» **PROBLEM STATEMENT**
What is needed is an exact copy of every entry below, minus the images.

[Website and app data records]
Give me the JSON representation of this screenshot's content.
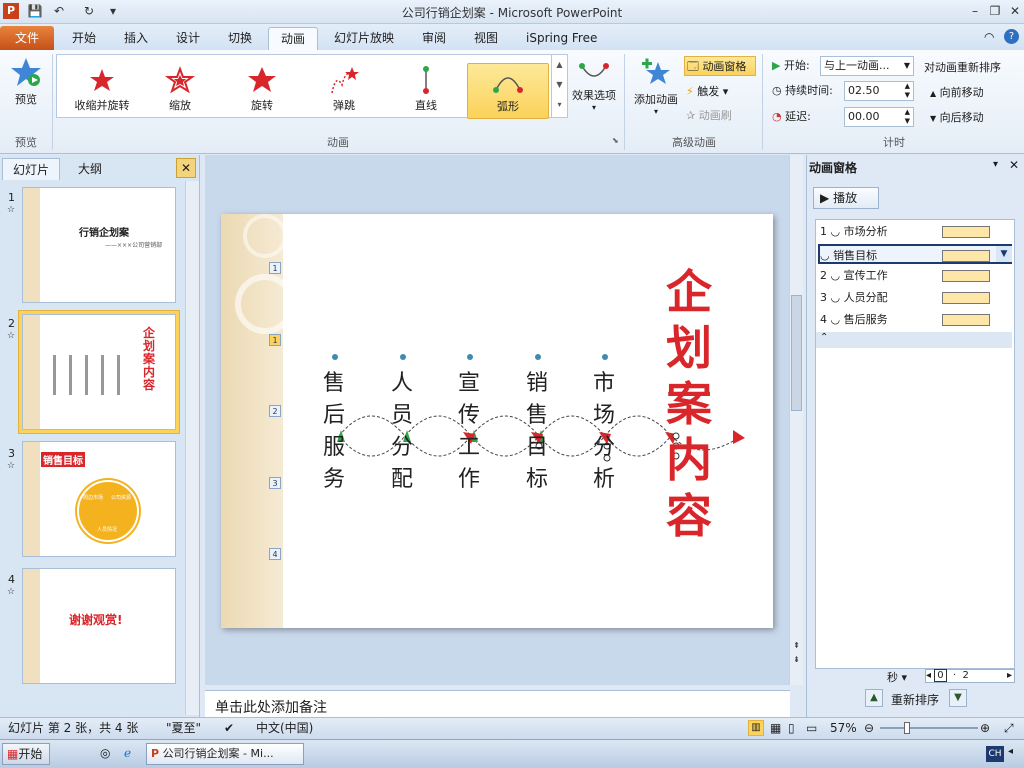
{
  "window": {
    "title": "公司行销企划案 - Microsoft PowerPoint"
  },
  "tabs": {
    "file": "文件",
    "items": [
      "开始",
      "插入",
      "设计",
      "切换",
      "动画",
      "幻灯片放映",
      "审阅",
      "视图",
      "iSpring Free"
    ]
  },
  "ribbon": {
    "preview": "预览",
    "preview_group": "预览",
    "effects": [
      "收缩并旋转",
      "缩放",
      "旋转",
      "弹跳",
      "直线",
      "弧形"
    ],
    "effects_group": "动画",
    "effect_options": "效果选项",
    "add_animation": "添加动画",
    "animation_pane": "动画窗格",
    "trigger": "触发",
    "animation_painter": "动画刷",
    "advanced_group": "高级动画",
    "start_label": "开始:",
    "start_value": "与上一动画...",
    "duration_label": "持续时间:",
    "duration_value": "02.50",
    "delay_label": "延迟:",
    "delay_value": "00.00",
    "reorder_title": "对动画重新排序",
    "move_earlier": "向前移动",
    "move_later": "向后移动",
    "timing_group": "计时"
  },
  "left_pane": {
    "tabs": [
      "幻灯片",
      "大纲"
    ],
    "slides": [
      {
        "num": "1",
        "title": "行销企划案",
        "subtitle": "——×××公司营销部"
      },
      {
        "num": "2",
        "title": "企划案内容"
      },
      {
        "num": "3",
        "title": "销售目标",
        "parts": [
          "周边市场",
          "公司资源",
          "人员情况"
        ]
      },
      {
        "num": "4",
        "title": "谢谢观赏!"
      }
    ]
  },
  "slide": {
    "title": "企划案内容",
    "columns": [
      "售后服务",
      "人员分配",
      "宣传工作",
      "销售目标",
      "市场分析"
    ],
    "markers": [
      "1",
      "1",
      "2",
      "3",
      "4"
    ]
  },
  "notes_placeholder": "单击此处添加备注",
  "anim_pane": {
    "title": "动画窗格",
    "play": "播放",
    "items": [
      {
        "num": "1",
        "name": "市场分析"
      },
      {
        "num": "",
        "name": "销售目标"
      },
      {
        "num": "2",
        "name": "宣传工作"
      },
      {
        "num": "3",
        "name": "人员分配"
      },
      {
        "num": "4",
        "name": "售后服务"
      }
    ],
    "seconds": "秒",
    "timeline": [
      "0",
      "2"
    ],
    "reorder": "重新排序"
  },
  "status": {
    "slide_info": "幻灯片 第 2 张，共 4 张",
    "theme": "\"夏至\"",
    "language": "中文(中国)",
    "zoom": "57%"
  },
  "taskbar": {
    "start": "开始",
    "window": "公司行销企划案 - Mi...",
    "ime": "CH"
  },
  "colors": {
    "accent": "#d9262b",
    "selected": "#fbd25a",
    "ribbon": "#e4edf7"
  }
}
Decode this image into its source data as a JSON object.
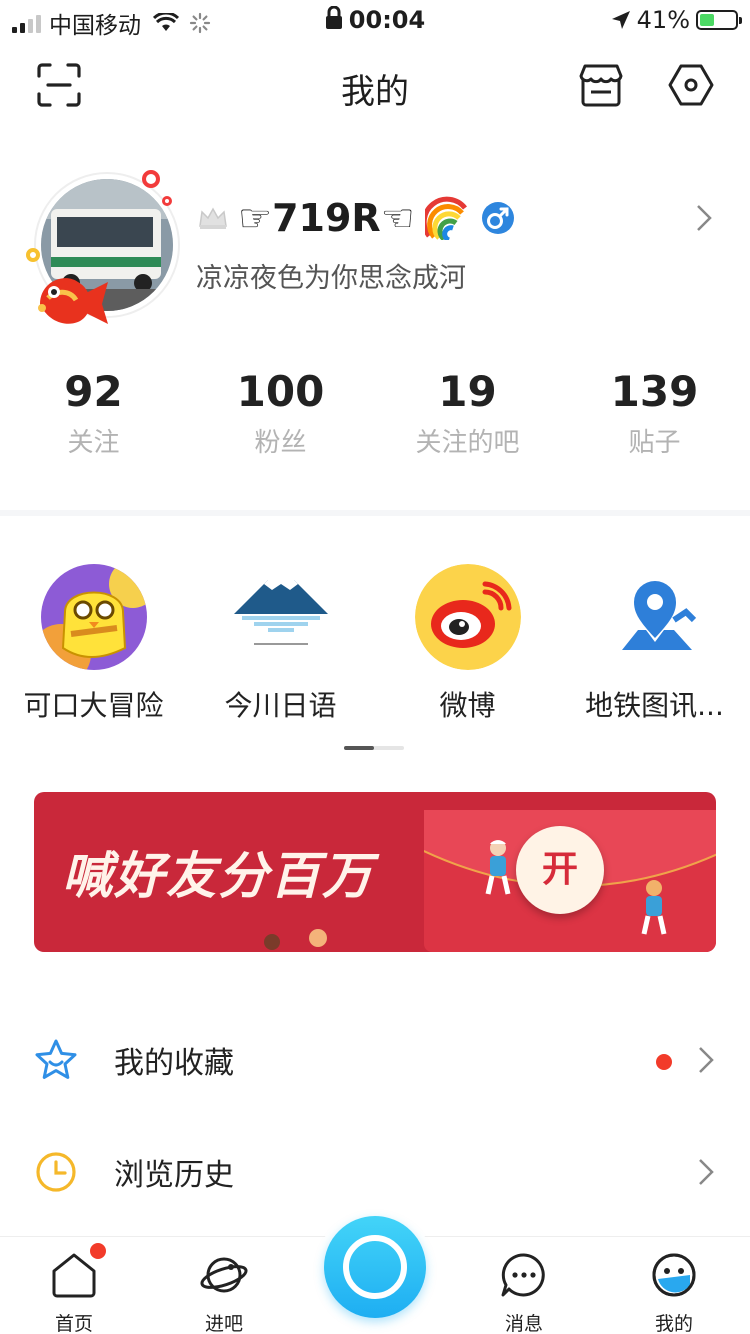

» **REPLY**
Give me the JSON representation of this screenshot's content.
{
  "window": {
    "title": "公司行销企划案 - Microsoft PowerPoint"
  },
  "tabs": {
    "file": "文件",
    "items": [
      "开始",
      "插入",
      "设计",
      "切换",
      "动画",
      "幻灯片放映",
      "审阅",
      "视图",
      "iSpring Free"
    ]
  },
  "ribbon": {
    "preview": "预览",
    "preview_group": "预览",
    "effects": [
      "收缩并旋转",
      "缩放",
      "旋转",
      "弹跳",
      "直线",
      "弧形"
    ],
    "effects_group": "动画",
    "effect_options": "效果选项",
    "add_animation": "添加动画",
    "animation_pane": "动画窗格",
    "trigger": "触发",
    "animation_painter": "动画刷",
    "advanced_group": "高级动画",
    "start_label": "开始:",
    "start_value": "与上一动画...",
    "duration_label": "持续时间:",
    "duration_value": "02.50",
    "delay_label": "延迟:",
    "delay_value": "00.00",
    "reorder_title": "对动画重新排序",
    "move_earlier": "向前移动",
    "move_later": "向后移动",
    "timing_group": "计时"
  },
  "left_pane": {
    "tabs": [
      "幻灯片",
      "大纲"
    ],
    "slides": [
      {
        "num": "1",
        "title": "行销企划案",
        "subtitle": "——×××公司营销部"
      },
      {
        "num": "2",
        "title": "企划案内容"
      },
      {
        "num": "3",
        "title": "销售目标",
        "parts": [
          "周边市场",
          "公司资源",
          "人员情况"
        ]
      },
      {
        "num": "4",
        "title": "谢谢观赏!"
      }
    ]
  },
  "slide": {
    "title": "企划案内容",
    "columns": [
      "售后服务",
      "人员分配",
      "宣传工作",
      "销售目标",
      "市场分析"
    ],
    "markers": [
      "1",
      "1",
      "2",
      "3",
      "4"
    ]
  },
  "notes_placeholder": "单击此处添加备注",
  "anim_pane": {
    "title": "动画窗格",
    "play": "播放",
    "items": [
      {
        "num": "1",
        "name": "市场分析"
      },
      {
        "num": "",
        "name": "销售目标"
      },
      {
        "num": "2",
        "name": "宣传工作"
      },
      {
        "num": "3",
        "name": "人员分配"
      },
      {
        "num": "4",
        "name": "售后服务"
      }
    ],
    "seconds": "秒",
    "timeline": [
      "0",
      "2"
    ],
    "reorder": "重新排序"
  },
  "status": {
    "slide_info": "幻灯片 第 2 张，共 4 张",
    "theme": "\"夏至\"",
    "language": "中文(中国)",
    "zoom": "57%"
  },
  "taskbar": {
    "start": "开始",
    "window": "公司行销企划案 - Mi...",
    "ime": "CH"
  },
  "colors": {
    "accent": "#d9262b",
    "selected": "#fbd25a",
    "ribbon": "#e4edf7"
  }
}
Decode this image into its source data as a JSON object.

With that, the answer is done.